==== Given data ====
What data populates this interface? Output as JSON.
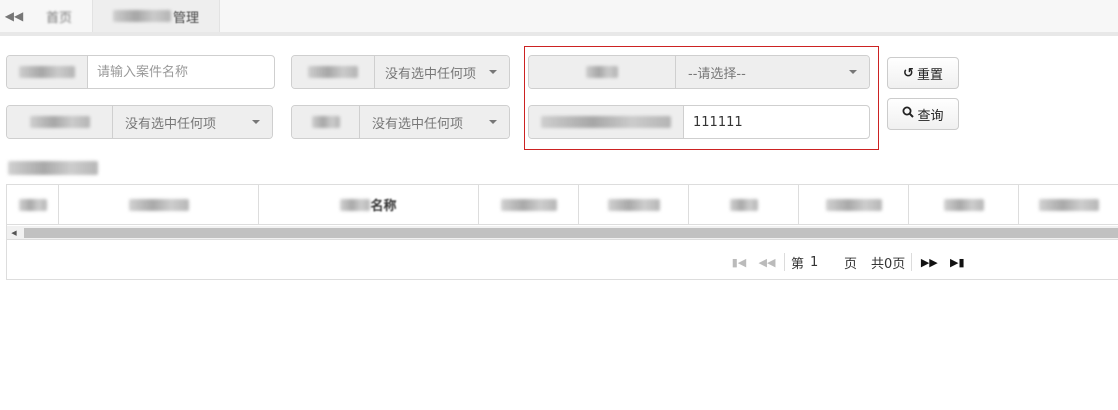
{
  "tabs": {
    "back_icon": "double-chevron-left-icon",
    "home_label": "首页",
    "active_label": "管理"
  },
  "filters": {
    "case_name": {
      "placeholder": "请输入案件名称"
    },
    "select_a": {
      "value": "没有选中任何项"
    },
    "select_b": {
      "value": "--请选择--"
    },
    "select_c": {
      "value": "没有选中任何项"
    },
    "select_d": {
      "value": "没有选中任何项"
    },
    "text_e": {
      "value": "111111"
    }
  },
  "buttons": {
    "reset_label": "重置",
    "query_label": "查询",
    "reset_icon": "undo-icon",
    "query_icon": "search-icon"
  },
  "table": {
    "headers": [
      "",
      "",
      "名称",
      "",
      "",
      "",
      "",
      "",
      ""
    ]
  },
  "pagination": {
    "page_prefix": "第",
    "page_input": "1",
    "page_suffix": "页",
    "total_text": "共0页"
  },
  "colors": {
    "highlight_border": "#cc2222",
    "addon_bg": "#eeeeee"
  }
}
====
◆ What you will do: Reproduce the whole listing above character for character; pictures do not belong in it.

◆ Solution to this problem:
What data populates this interface? Output as JSON.
{
  "tabs": {
    "back_icon": "double-chevron-left-icon",
    "home_label": "首页",
    "active_label": "管理"
  },
  "filters": {
    "case_name": {
      "placeholder": "请输入案件名称"
    },
    "select_a": {
      "value": "没有选中任何项"
    },
    "select_b": {
      "value": "--请选择--"
    },
    "select_c": {
      "value": "没有选中任何项"
    },
    "select_d": {
      "value": "没有选中任何项"
    },
    "text_e": {
      "value": "111111"
    }
  },
  "buttons": {
    "reset_label": "重置",
    "query_label": "查询",
    "reset_icon": "undo-icon",
    "query_icon": "search-icon"
  },
  "table": {
    "headers": [
      "",
      "",
      "名称",
      "",
      "",
      "",
      "",
      "",
      ""
    ]
  },
  "pagination": {
    "page_prefix": "第",
    "page_input": "1",
    "page_suffix": "页",
    "total_text": "共0页"
  },
  "colors": {
    "highlight_border": "#cc2222",
    "addon_bg": "#eeeeee"
  }
}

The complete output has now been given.